● **To do**: What you return should be the lines of the data containing "your", each in full.

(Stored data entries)
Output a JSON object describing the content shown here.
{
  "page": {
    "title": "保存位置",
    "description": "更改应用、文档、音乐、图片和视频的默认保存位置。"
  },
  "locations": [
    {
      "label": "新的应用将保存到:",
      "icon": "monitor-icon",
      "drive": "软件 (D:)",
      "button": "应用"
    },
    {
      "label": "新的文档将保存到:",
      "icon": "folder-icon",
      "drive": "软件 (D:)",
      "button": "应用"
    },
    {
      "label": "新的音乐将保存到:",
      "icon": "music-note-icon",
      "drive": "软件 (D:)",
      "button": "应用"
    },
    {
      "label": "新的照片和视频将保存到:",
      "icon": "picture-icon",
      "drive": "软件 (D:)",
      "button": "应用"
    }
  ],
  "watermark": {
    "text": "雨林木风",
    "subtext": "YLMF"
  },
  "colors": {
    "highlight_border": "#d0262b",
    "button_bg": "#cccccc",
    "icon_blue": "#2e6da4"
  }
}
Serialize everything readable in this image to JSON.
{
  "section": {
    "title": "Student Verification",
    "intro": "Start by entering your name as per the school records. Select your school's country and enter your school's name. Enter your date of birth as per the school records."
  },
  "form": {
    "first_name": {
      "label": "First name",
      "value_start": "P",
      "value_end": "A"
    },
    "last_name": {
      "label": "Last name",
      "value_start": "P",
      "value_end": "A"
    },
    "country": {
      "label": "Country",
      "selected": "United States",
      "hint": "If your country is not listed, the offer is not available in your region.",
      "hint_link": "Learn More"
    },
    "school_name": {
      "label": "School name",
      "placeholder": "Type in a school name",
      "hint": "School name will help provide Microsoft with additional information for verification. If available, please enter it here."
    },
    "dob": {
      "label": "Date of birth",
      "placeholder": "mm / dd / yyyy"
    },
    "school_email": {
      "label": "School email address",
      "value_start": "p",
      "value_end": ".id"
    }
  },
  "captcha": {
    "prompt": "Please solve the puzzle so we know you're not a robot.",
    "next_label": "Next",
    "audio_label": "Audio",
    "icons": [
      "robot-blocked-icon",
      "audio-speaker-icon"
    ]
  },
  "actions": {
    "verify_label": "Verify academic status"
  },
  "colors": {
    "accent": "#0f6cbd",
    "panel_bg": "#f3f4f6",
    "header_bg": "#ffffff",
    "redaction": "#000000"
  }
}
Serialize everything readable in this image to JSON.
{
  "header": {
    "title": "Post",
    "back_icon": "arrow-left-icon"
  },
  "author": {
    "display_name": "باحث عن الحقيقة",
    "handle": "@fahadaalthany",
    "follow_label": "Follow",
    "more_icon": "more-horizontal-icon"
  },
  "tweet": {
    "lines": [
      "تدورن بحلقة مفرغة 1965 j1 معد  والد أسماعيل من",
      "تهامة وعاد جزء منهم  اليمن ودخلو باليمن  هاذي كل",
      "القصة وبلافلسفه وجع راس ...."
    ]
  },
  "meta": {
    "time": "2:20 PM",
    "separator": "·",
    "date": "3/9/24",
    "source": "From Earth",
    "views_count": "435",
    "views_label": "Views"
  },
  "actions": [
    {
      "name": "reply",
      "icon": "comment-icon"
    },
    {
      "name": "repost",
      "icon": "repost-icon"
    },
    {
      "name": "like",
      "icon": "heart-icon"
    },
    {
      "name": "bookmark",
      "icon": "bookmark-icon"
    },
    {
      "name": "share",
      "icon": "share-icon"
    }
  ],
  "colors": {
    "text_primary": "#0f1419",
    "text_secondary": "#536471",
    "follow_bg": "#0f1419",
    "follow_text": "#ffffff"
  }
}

● **Final answer**:
    "intro": "Start by entering your name as per the school records. Select your school's country and enter your school's name. Enter your date of birth as per the school records."
      "hint": "If your country is not listed, the offer is not available in your region.",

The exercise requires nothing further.